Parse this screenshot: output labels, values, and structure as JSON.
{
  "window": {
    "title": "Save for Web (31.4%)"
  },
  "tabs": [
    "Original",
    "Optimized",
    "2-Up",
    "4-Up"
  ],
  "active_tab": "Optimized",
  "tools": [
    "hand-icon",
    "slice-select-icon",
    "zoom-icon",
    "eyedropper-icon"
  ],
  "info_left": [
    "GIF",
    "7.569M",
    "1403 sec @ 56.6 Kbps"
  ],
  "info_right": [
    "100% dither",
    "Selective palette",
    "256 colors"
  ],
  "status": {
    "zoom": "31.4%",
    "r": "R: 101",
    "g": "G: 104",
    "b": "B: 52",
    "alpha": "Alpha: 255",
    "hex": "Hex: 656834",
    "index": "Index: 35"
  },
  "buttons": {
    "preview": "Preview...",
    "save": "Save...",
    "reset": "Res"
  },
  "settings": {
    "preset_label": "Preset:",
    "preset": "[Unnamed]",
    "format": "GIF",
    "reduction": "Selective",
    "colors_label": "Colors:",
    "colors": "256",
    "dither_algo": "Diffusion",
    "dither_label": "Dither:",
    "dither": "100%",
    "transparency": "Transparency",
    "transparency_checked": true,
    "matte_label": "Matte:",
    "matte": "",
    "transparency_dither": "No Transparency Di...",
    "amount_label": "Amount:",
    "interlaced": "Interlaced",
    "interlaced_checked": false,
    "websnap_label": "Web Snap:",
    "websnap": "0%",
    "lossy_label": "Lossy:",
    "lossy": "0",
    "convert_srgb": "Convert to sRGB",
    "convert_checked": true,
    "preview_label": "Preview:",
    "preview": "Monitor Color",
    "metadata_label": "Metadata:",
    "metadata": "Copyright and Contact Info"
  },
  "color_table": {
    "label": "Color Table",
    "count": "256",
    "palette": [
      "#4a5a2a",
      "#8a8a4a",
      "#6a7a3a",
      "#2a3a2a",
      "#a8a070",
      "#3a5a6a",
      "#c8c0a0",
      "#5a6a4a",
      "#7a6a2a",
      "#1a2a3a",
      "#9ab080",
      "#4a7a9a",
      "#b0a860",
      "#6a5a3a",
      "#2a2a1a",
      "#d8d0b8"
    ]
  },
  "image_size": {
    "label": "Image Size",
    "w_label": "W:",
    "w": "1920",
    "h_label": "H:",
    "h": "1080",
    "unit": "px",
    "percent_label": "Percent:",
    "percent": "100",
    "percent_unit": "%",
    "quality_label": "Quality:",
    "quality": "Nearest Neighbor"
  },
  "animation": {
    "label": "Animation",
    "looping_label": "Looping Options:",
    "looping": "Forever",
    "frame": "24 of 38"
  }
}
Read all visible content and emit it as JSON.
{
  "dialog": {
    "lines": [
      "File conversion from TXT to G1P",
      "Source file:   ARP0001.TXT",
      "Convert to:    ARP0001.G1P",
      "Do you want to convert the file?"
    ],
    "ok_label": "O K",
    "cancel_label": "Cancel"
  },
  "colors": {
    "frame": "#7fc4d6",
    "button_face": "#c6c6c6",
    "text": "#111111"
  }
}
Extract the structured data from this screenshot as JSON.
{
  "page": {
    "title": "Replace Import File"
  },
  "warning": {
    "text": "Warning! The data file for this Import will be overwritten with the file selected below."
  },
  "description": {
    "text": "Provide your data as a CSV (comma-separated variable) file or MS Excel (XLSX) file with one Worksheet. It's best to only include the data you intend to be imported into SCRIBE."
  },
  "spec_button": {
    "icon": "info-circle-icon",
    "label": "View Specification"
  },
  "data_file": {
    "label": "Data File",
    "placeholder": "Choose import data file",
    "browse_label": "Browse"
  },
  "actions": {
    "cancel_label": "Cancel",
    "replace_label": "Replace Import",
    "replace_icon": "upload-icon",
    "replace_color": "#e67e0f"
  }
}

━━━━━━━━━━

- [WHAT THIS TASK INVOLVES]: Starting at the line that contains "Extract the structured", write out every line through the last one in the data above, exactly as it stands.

- [OUTPUT BELOW]:
Extract the structured data from this screenshot as JSON.
{
  "page": {
    "title": "Replace Import File"
  },
  "warning": {
    "text": "Warning! The data file for this Import will be overwritten with the file selected below."
  },
  "description": {
    "text": "Provide your data as a CSV (comma-separated variable) file or MS Excel (XLSX) file with one Worksheet. It's best to only include the data you intend to be imported into SCRIBE."
  },
  "spec_button": {
    "icon": "info-circle-icon",
    "label": "View Specification"
  },
  "data_file": {
    "label": "Data File",
    "placeholder": "Choose import data file",
    "browse_label": "Browse"
  },
  "actions": {
    "cancel_label": "Cancel",
    "replace_label": "Replace Import",
    "replace_icon": "upload-icon",
    "replace_color": "#e67e0f"
  }
}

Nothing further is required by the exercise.